Abbey seeking to raise €1m from overseas donors
There is ‘significant fundraising potential for the theatre’
At the unveiling of their portraits in the Abbey Theatre last night were (from left) playwrights Tom MacIntyre with artist Colin Davidson and Sebastian Barry with artist Mick O’Dea. Photograph: Aidan Crawley
The Abbey Theatre is seeking to raise more than €1 million a year, mostly from overseas donors, over the coming years.
The Abbey is currently seeking tenders for “the services of a professional, results orientated fundraiser, individual or organisation.”
The notice requesting tenders says the Abbey is of the view that there is “significant fundraising potential for the theatre internationally”, including North America.

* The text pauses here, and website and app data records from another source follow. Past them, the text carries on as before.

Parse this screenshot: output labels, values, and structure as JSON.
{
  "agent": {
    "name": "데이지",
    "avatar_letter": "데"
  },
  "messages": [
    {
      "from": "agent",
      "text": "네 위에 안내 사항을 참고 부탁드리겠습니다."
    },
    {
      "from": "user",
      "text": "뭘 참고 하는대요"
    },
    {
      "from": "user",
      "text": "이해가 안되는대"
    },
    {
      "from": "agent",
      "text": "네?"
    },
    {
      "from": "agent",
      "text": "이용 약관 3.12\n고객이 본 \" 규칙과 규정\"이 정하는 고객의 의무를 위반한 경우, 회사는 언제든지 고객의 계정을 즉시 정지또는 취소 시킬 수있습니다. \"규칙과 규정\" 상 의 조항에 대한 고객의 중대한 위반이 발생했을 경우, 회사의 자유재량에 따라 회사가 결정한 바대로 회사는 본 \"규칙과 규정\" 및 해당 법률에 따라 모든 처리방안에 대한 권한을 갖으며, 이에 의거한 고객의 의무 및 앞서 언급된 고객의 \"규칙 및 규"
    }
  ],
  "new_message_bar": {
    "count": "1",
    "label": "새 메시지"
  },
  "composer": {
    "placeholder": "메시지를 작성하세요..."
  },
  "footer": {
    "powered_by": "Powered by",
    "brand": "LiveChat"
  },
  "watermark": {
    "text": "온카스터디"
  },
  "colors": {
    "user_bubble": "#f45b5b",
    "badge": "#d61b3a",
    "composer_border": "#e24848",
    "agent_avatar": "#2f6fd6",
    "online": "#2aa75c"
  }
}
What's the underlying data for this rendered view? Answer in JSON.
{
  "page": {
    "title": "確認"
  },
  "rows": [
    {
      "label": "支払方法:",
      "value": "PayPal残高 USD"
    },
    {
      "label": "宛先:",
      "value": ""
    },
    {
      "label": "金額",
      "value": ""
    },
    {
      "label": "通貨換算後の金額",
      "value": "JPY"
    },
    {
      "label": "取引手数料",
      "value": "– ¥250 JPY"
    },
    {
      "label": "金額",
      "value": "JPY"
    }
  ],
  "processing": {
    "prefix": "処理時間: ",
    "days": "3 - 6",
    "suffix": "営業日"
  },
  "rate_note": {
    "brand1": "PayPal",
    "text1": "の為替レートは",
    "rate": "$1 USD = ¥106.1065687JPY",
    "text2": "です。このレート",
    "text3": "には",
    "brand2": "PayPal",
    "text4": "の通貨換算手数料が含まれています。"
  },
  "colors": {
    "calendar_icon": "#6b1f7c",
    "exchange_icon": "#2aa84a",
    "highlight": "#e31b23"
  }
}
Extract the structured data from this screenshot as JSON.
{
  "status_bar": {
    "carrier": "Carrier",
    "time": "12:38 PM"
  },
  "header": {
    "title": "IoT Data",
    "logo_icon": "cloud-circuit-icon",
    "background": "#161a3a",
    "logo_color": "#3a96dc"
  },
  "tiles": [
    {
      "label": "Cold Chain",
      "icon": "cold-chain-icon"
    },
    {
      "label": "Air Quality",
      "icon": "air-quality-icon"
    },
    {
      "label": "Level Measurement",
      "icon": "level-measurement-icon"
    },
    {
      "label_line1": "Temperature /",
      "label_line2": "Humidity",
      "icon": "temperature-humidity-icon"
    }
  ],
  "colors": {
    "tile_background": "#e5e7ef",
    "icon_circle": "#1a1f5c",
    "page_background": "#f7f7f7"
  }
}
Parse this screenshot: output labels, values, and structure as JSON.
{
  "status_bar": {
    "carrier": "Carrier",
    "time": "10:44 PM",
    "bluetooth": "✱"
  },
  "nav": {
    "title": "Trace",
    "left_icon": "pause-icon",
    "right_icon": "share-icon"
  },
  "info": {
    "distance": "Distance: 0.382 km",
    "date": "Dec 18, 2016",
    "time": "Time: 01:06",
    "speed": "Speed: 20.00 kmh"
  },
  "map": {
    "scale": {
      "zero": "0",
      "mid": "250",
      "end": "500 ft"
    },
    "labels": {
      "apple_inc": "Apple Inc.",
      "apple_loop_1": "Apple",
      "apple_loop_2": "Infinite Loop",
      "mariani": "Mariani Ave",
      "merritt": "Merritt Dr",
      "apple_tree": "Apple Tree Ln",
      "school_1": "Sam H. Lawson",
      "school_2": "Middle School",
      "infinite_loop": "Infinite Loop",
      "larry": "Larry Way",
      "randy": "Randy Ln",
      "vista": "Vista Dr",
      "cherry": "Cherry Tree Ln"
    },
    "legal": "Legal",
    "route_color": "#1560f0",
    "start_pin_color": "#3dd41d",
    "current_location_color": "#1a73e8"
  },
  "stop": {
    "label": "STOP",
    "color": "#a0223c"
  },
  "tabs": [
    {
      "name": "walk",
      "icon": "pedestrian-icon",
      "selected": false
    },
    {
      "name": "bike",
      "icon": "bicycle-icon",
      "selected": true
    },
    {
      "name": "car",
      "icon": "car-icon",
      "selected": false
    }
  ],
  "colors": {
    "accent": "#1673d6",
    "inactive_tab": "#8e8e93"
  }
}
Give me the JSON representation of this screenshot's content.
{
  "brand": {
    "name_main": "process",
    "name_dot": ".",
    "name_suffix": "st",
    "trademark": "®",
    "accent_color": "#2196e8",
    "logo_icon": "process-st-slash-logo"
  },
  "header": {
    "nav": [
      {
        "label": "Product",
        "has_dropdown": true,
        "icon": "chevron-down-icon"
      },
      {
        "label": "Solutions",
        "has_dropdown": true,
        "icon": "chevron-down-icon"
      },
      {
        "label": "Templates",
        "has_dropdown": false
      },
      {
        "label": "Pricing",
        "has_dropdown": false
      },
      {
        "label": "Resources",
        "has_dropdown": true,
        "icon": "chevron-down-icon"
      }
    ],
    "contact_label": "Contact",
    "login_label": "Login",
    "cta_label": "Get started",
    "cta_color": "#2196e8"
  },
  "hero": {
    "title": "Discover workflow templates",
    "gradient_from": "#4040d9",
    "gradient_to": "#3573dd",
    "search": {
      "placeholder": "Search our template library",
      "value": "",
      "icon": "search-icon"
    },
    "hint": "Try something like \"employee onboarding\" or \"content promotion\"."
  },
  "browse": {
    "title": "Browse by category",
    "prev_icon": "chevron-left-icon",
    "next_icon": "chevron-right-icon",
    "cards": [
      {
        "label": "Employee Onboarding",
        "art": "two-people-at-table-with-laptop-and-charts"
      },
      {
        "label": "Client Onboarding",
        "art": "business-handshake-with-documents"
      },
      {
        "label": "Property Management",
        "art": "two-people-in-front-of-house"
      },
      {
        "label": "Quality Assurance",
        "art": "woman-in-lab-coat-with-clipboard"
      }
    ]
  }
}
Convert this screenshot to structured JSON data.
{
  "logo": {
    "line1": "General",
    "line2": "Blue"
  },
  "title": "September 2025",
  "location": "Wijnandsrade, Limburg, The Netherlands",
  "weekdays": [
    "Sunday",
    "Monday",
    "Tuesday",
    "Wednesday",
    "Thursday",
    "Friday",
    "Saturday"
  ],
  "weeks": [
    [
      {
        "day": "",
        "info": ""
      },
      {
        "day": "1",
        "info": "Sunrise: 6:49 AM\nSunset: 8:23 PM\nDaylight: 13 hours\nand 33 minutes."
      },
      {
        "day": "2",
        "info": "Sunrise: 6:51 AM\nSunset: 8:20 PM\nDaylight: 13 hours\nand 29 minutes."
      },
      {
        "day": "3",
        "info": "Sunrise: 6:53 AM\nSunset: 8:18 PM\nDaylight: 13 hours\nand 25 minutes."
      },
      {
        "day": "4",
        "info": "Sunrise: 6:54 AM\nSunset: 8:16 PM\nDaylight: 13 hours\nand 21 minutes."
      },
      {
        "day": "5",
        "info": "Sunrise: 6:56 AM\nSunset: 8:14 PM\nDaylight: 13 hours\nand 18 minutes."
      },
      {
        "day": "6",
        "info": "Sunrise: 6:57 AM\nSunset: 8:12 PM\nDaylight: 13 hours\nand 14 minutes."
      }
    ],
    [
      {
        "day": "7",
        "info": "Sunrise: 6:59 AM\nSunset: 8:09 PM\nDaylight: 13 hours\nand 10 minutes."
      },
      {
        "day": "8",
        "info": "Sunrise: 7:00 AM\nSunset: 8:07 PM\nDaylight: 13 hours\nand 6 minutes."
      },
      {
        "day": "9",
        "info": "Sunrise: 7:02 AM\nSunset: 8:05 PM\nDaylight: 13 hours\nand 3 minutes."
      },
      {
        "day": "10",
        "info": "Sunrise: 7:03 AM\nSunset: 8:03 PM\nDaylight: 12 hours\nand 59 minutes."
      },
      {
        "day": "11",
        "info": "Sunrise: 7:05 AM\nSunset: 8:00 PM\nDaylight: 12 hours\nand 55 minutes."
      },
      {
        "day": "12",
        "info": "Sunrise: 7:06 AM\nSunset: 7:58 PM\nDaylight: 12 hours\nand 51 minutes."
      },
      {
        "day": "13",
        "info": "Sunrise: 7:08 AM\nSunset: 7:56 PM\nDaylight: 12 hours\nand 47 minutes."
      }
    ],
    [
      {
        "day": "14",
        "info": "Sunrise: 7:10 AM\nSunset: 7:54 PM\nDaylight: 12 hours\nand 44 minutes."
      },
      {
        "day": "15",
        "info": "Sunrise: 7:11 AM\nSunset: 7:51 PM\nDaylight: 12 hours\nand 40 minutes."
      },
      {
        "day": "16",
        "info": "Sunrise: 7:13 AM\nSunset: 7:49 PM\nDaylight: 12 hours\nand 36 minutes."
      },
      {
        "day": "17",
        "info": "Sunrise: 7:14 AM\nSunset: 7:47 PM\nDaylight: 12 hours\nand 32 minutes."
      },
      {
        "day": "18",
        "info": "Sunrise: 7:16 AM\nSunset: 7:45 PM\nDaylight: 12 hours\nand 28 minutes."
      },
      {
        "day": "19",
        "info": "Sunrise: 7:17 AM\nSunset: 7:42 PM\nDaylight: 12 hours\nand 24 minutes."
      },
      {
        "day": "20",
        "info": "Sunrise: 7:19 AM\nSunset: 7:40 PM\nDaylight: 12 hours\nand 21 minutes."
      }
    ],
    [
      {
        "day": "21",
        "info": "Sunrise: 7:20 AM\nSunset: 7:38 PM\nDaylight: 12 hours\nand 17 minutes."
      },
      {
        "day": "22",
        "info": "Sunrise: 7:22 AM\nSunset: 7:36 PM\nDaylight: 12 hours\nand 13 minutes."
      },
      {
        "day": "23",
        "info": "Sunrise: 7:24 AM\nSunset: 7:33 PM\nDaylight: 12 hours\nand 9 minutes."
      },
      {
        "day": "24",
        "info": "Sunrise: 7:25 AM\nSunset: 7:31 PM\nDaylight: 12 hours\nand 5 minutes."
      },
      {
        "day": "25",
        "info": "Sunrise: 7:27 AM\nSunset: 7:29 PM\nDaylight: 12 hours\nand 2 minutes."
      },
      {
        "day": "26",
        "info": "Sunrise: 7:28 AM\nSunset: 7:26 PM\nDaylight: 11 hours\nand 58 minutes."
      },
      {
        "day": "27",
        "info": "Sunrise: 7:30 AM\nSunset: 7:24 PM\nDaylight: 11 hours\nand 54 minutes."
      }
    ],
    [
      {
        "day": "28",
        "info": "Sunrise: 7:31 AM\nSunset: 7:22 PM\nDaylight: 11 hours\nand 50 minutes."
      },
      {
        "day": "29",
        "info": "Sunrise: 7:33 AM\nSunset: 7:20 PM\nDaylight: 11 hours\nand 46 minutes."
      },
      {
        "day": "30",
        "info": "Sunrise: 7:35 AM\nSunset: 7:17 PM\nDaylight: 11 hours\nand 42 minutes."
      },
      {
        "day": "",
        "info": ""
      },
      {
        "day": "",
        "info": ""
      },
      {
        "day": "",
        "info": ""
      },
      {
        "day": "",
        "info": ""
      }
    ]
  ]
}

It says a strategic goal is to diversify the theatre’s income streams to secure sustainability in 2013/14 and for the future. International fundraising will be “vital”to secure the theatre’s future, it adds.
That was down to €7.1 million last year. Box office returns remain steady at about €2 million a year.
The Abbey already has a fundraising foundation in the United States and has events organised next month in Boston and New York.
Mr Mac Conghail said the tender process was part of a “strategic interest” in raising money through fundraising, but it was not part of the initiative started by Minister for the Arts Jimmy Deenihan, who wants arts bodies to look for philanthropic donations to sustain their activities.
“I would hope to raise, between Irish and international money, over a million a year by 2016,” Mr Mac Conghail said.
Last night the Abbey unveiled portraits of two of its most distinguished playwrights. The portrait of Sebastian Barry was painted by Mick O’Dea, while Tom MacIntyre was painted by Colin Davidson.
MacIntyre (82) has had 16 plays staged at the Abbey Theatre stretching back to 1972.
‘Crystal of hurt’
Paying tribute to him, fellow playwright Marina Carr said MacIntyre had shied away from the “aesthetic inertia that is always threatening the professional writer.
“There is a far thing in MacIntyre, pierced and lonely, some crystal of hurt transmitting a pure signal.”
Playwright Colin McPherson said of Barry, whose theatre productions include Hinterland and Tales of Ballycumber, that his best work was about families.
He complimented both of the painters for capturing “something of the authors and there is a sense of personality about both paintings which is reflective of their plays in a funny way.”